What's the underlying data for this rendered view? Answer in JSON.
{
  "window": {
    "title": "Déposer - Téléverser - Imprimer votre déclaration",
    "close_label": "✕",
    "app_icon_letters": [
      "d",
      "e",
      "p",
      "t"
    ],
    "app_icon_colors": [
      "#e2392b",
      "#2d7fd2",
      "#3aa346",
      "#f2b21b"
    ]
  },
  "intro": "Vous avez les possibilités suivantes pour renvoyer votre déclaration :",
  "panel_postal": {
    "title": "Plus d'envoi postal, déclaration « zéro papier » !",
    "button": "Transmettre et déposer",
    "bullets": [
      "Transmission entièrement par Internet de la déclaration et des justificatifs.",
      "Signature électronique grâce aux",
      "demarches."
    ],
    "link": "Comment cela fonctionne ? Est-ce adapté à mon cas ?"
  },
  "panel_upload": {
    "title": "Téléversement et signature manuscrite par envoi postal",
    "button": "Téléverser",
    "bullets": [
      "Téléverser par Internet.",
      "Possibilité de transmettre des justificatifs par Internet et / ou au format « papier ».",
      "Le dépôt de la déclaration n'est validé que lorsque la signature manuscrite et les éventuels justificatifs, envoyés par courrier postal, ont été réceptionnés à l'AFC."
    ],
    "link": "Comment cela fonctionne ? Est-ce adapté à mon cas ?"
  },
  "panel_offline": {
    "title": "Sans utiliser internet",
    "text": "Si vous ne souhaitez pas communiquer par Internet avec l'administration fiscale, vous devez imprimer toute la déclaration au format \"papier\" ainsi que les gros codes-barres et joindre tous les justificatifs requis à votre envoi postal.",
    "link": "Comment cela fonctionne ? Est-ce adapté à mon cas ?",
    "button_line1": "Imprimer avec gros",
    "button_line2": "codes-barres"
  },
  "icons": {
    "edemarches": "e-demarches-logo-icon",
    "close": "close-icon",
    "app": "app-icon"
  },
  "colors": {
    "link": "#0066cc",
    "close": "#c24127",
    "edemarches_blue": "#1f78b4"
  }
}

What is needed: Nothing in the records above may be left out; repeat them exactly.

Response area:
What's the underlying data for this rendered view? Answer in JSON.
{
  "window": {
    "title": "Déposer - Téléverser - Imprimer votre déclaration",
    "close_label": "✕",
    "app_icon_letters": [
      "d",
      "e",
      "p",
      "t"
    ],
    "app_icon_colors": [
      "#e2392b",
      "#2d7fd2",
      "#3aa346",
      "#f2b21b"
    ]
  },
  "intro": "Vous avez les possibilités suivantes pour renvoyer votre déclaration :",
  "panel_postal": {
    "title": "Plus d'envoi postal, déclaration « zéro papier » !",
    "button": "Transmettre et déposer",
    "bullets": [
      "Transmission entièrement par Internet de la déclaration et des justificatifs.",
      "Signature électronique grâce aux",
      "demarches."
    ],
    "link": "Comment cela fonctionne ? Est-ce adapté à mon cas ?"
  },
  "panel_upload": {
    "title": "Téléversement et signature manuscrite par envoi postal",
    "button": "Téléverser",
    "bullets": [
      "Téléverser par Internet.",
      "Possibilité de transmettre des justificatifs par Internet et / ou au format « papier ».",
      "Le dépôt de la déclaration n'est validé que lorsque la signature manuscrite et les éventuels justificatifs, envoyés par courrier postal, ont été réceptionnés à l'AFC."
    ],
    "link": "Comment cela fonctionne ? Est-ce adapté à mon cas ?"
  },
  "panel_offline": {
    "title": "Sans utiliser internet",
    "text": "Si vous ne souhaitez pas communiquer par Internet avec l'administration fiscale, vous devez imprimer toute la déclaration au format \"papier\" ainsi que les gros codes-barres et joindre tous les justificatifs requis à votre envoi postal.",
    "link": "Comment cela fonctionne ? Est-ce adapté à mon cas ?",
    "button_line1": "Imprimer avec gros",
    "button_line2": "codes-barres"
  },
  "icons": {
    "edemarches": "e-demarches-logo-icon",
    "close": "close-icon",
    "app": "app-icon"
  },
  "colors": {
    "link": "#0066cc",
    "close": "#c24127",
    "edemarches_blue": "#1f78b4"
  }
}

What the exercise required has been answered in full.